The Histadrut labor union on Thursday declared a work dispute in all of Israel's hospitals. A strike could evolve within weeks.
By Yaakov Levi
First Publish: 4/24/2014, 4:52 PM

Hadassah hospital, closed during strike
Hadassah hospital, closed during strike
Flash90

Just weeks after a major strike at Hadassah Hospital in Jerusalem ended, the Histadrut labor union on Thursday declared a work dispute in all of Israel's hospitals.

The declaration comes a day after the Knesset held hearings on the state of health care in Israel, with union officials accusing the Treasury of “hollowing out health care” by cutting budgets and failing to pay doctors and nurses living wages.

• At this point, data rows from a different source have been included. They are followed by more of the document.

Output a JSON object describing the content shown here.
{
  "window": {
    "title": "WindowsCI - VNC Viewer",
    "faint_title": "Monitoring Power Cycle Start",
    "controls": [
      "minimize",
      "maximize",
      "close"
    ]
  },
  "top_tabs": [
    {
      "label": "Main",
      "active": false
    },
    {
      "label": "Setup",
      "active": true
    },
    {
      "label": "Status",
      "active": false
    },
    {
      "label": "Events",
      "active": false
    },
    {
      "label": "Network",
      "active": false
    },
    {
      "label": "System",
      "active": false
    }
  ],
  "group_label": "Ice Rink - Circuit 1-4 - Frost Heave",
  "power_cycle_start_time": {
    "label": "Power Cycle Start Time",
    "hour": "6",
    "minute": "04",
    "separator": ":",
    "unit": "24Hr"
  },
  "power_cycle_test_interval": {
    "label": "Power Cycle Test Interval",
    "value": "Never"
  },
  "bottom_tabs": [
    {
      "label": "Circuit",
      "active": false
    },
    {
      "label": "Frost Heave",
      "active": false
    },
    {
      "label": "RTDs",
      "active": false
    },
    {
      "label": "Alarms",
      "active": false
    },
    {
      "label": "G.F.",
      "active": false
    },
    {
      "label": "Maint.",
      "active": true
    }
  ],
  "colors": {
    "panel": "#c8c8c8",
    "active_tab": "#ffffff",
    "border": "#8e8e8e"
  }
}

According to Israeli law, a work dispute is required in order to declare a full strike among unionized workers. After declaring a dispute, the union and institution – in this case, the Treasury, negotiating on behalf of Israel's public hospitals – are required to engage in binding arbitration to resolve the conflict.

If no resolution is found, the union can declare a full-blown strike two weeks after the work dispute declaration.

According to Avi Nissenkorn, head of the Histadrut's professionals union arm representing doctors and nurses, “the Finance Ministry's handling of the strike at Hadassah Hospital has brought the entire health system to a crisis point."

"It is unfair that the workers will be the ones that will have to pay for the failures of those who caused the crisis," added Nissenkorn. "I call on the Ministry to immediately take steps to resolve the problems.”

The interim agreement reached in February between workers at Hadassah and the Treasury was for just two and a half months, during which time the two sides were supposed to negotiate a permanent deal.

Such a deal has yet to be reached, and the union is demanding a total solution to the budget crisis not only at near-broke Hadassah, but at all Israeli public hospitals, many of which are in debt. If those issues are not resolved, said Nissenkorn, workers would have no choice but to strike.